Through the separation of allowable uses and other measures, zoning has sought to protect and stabilize land and property values by “mitigating the negative externalities endemic to private use of land,” and to “preclude social, market and environmental turmoil despite growth by maintaining the accessibility and quality of natural and man made resources, by preventing harm done by competing interests in the marketplace, and by guaranteeing access to decent and affordable housing and public services” (Whittemore, Andrew, 2010).

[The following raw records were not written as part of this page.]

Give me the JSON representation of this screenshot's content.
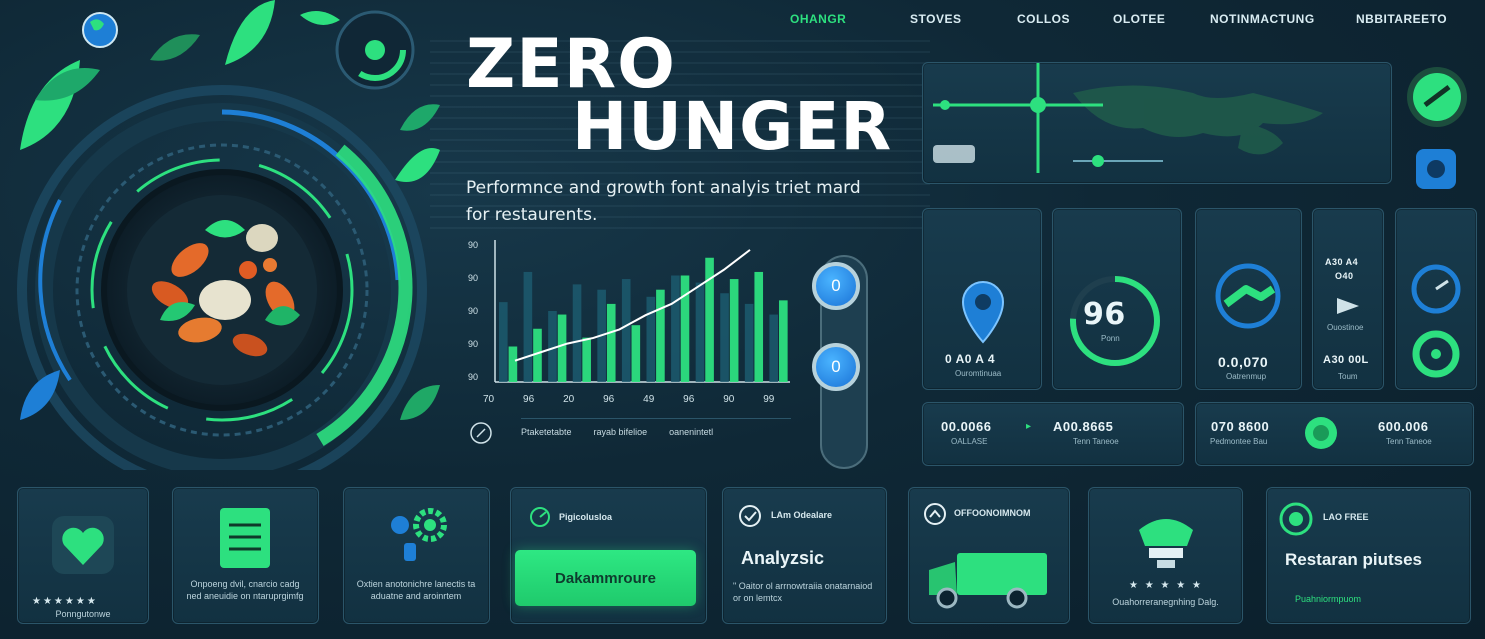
{
  "nav": {
    "items": [
      {
        "label": "OHANGR",
        "active": true
      },
      {
        "label": "STOVES",
        "active": false
      },
      {
        "label": "COLLOS",
        "active": false
      },
      {
        "label": "OLOTEE",
        "active": false
      },
      {
        "label": "NOTINMACTUNG",
        "active": false
      },
      {
        "label": "NBBITAREETO",
        "active": false
      }
    ]
  },
  "hero": {
    "title_line1": "ZERO",
    "title_line2": "HUNGER",
    "subtitle": "Performnce and growth font analyis triet mard for restaurents."
  },
  "chart_data": {
    "type": "bar",
    "y_ticks": [
      "90",
      "90",
      "90",
      "90",
      "90"
    ],
    "x_ticks": [
      "70",
      "96",
      "20",
      "96",
      "49",
      "96",
      "90",
      "99"
    ],
    "series": [
      {
        "values": [
          45,
          62,
          40,
          55,
          52,
          58,
          48,
          60,
          56,
          50,
          44,
          38
        ]
      },
      {
        "values": [
          20,
          30,
          38,
          25,
          44,
          32,
          52,
          60,
          70,
          58,
          62,
          46
        ]
      }
    ],
    "trend": [
      8,
      14,
      20,
      24,
      30,
      40,
      48,
      60,
      72,
      86
    ],
    "legend": [
      "Ptaketetabte",
      "rayab bifelioe",
      "oanenintetl"
    ]
  },
  "toggles": {
    "top_value": "0",
    "bottom_value": "0"
  },
  "kpi_tiles": [
    {
      "value": "0 A0 A 4",
      "label": "Ouromtinuaa"
    },
    {
      "value": "96",
      "label": "Ponn"
    },
    {
      "value": "0.0,070",
      "label": "Oatrenmup"
    },
    {
      "value_top": "A30 A4",
      "value_mid": "O40",
      "sub": "Ouostinoe",
      "value": "A30 00L",
      "label": "Toum"
    },
    {
      "value": "",
      "label": ""
    }
  ],
  "stats_left": [
    {
      "value": "00.0066",
      "label": "OALLASE"
    },
    {
      "value": "A00.8665",
      "label": "Tenn Taneoe"
    }
  ],
  "stats_right": [
    {
      "value": "070 8600",
      "label": "Pedmontee Bau"
    },
    {
      "value": "600.006",
      "label": "Tenn Taneoe"
    }
  ],
  "cards": [
    {
      "title": "",
      "body": "",
      "stars": "★★★★★★",
      "caption": "Ponngutonwe"
    },
    {
      "title": "",
      "body": "Onpoeng dvil, cnarcio cadg ned aneuidie on ntaruprgimfg",
      "stars": "",
      "caption": ""
    },
    {
      "title": "",
      "body": "Oxtien anotonichre lanectis ta aduatne and aroinrtem",
      "stars": "",
      "caption": ""
    },
    {
      "title": "Pigicolusloa",
      "button": "Dakammroure"
    },
    {
      "title": "LAm Odealare",
      "heading": "Analyzsic",
      "body": "\" Oaitor ol arrnowtraiia onatarnaiod or on lemtcx"
    },
    {
      "title": "OFFOONOIMNOM",
      "body": ""
    },
    {
      "title": "",
      "stars": "★ ★ ★ ★ ★",
      "caption": "Ouahorreranegnhing Dalg."
    },
    {
      "title": "LAO FREE",
      "heading": "Restaran piutses",
      "caption": "Puahniormpuom"
    }
  ]
}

The state of California requires each city and county to produce, maintain, and implement a General Plan for the long-term physical development of its territory. In Los Angeles, the Department of City Planning (LADCP) is responsible for this task, which is described through the Framework Elements of the General Plan and implemented through various zoning practices, including: traditional zoning, specific plans, overlay districts, and quasi-judicial permits such as conditional uses, variances, Q’s and D’s. In Article 2, SPECIFIC PLANNING- ZONING COMPREHENSIVE ZONING PLAN, of SEC. 12.02, PURPOSE, of the Los Angeles Municipal Code, the article’s purpose is described in the following way:

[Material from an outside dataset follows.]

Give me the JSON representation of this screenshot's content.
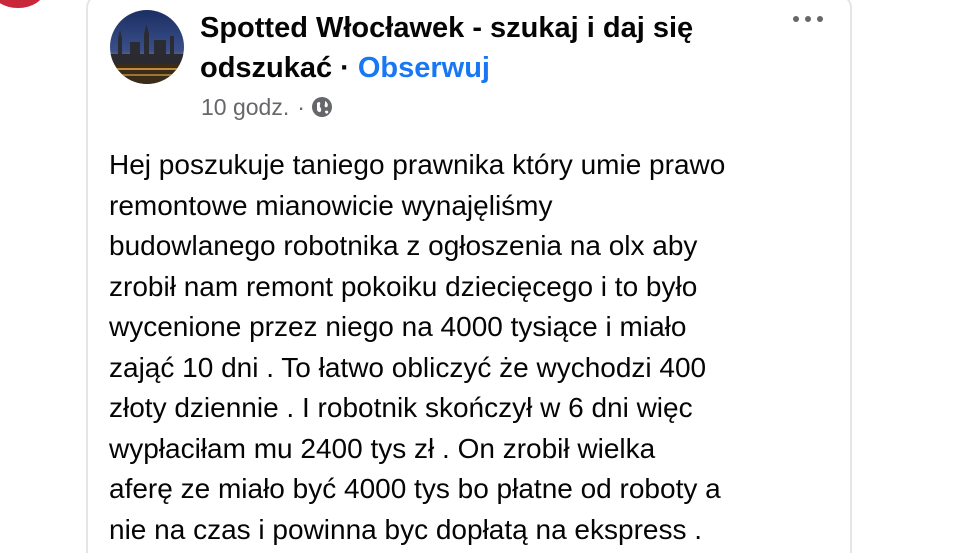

The purpose of this article is to consolidate and coordinate all existing zoning regulations and provisions into one comprehensive zoning plan in order to designate, regulate and restrict the location and use of buildings, structures and land, for agriculture, residence, commerce, trade, industry or other purposes; to regulate and limit the height, number of stories, and size of buildings and other structures hereafter erected or altered to regulate and determine the size of yards and other open spaces and to regulate and limit the density of population; and for said purposes to divide the City into zones of such number, shape and area as may be deemed best suited to carry out these regulations and provide for their enforcement. Further, such regulations are deemed necessary in order to encourage the most appropriate use of land; to conserve and stabilize the value of property; to provide adequate open spaces for light and air, and to prevent and fight fires; to prevent undue concentration of population; to lessen congestion on streets; to facilitate adequate provisions for community utilities and facilities such as transportation, water, sewerage, schools, parks and other public requirements; and to promote health, safety, and the general welfare all in accordance with the comprehensive plan.

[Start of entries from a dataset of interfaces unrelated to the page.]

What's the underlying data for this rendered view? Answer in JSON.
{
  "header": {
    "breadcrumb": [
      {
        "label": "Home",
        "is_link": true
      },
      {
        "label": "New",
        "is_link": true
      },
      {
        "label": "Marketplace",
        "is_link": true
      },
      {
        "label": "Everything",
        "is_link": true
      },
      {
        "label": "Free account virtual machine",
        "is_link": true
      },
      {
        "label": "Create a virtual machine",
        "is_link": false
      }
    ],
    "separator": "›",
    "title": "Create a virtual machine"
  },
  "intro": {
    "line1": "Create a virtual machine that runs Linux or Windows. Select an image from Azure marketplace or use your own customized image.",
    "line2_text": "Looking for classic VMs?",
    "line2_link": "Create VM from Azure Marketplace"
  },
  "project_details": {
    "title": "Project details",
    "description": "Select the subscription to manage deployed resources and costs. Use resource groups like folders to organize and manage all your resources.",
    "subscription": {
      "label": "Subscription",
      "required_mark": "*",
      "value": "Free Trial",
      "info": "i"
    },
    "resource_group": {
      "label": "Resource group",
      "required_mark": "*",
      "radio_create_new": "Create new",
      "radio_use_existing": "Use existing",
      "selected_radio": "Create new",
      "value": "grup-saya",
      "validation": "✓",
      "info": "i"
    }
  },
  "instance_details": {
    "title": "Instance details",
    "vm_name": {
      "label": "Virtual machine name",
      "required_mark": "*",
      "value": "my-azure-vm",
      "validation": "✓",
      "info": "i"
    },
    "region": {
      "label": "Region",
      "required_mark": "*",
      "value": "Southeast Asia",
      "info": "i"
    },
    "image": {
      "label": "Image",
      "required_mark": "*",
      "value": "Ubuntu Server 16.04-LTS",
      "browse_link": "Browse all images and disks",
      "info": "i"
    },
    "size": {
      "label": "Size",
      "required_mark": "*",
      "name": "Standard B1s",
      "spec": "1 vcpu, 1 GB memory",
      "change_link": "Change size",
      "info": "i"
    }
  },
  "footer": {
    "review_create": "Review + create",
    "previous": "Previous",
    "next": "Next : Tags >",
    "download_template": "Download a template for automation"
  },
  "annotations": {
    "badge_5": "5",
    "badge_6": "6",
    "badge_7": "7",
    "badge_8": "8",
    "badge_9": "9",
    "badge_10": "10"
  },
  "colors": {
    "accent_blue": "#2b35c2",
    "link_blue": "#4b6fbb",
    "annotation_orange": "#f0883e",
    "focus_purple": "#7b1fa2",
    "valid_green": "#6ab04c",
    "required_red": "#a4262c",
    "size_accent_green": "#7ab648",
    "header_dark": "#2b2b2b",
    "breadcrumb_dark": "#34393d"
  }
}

While zoning was enacted and upheld to protect the general welfare, a century of implementation has produced a mixed record and it now seen by many as having fallen prey to the same market inequalities that are so clearly expressed across the political and economic demography and geography of this country. Many argue that zoning functions primarily in the service of a socially, economically, and politically elite class at the expense of the general welfare, protecting narrow private economic interest through means of legislative land-based exclusion and debasement. Many more would argue that, as a tool, zoning is too blunt and too 20th century to be of service in our current socio-political and climate context, yet it remains a powerful instrument of state and local governance.